Items from an interface collection:

((

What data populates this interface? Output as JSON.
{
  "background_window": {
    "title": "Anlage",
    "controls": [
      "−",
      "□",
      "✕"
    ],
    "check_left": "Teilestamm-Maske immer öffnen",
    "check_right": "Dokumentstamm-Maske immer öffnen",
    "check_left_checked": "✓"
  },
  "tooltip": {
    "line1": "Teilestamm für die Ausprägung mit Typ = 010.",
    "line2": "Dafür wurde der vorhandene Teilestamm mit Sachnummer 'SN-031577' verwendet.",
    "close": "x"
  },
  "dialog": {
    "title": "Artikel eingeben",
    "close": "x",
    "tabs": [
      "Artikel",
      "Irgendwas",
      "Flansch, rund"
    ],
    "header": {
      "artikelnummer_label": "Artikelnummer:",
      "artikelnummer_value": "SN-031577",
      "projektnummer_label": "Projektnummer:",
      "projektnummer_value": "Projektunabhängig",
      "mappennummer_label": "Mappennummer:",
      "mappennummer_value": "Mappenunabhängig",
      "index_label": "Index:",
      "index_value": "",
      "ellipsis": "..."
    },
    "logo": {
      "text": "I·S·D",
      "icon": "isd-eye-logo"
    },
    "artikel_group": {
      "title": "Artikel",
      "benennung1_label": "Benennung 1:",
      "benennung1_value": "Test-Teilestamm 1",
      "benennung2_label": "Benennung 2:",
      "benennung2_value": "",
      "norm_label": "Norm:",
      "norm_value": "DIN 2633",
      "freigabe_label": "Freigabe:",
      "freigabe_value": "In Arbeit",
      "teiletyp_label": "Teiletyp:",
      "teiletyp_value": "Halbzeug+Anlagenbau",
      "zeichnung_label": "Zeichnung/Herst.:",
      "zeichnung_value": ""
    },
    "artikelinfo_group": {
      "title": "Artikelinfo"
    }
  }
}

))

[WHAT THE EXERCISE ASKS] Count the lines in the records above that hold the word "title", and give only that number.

[ANSWER AREA] 4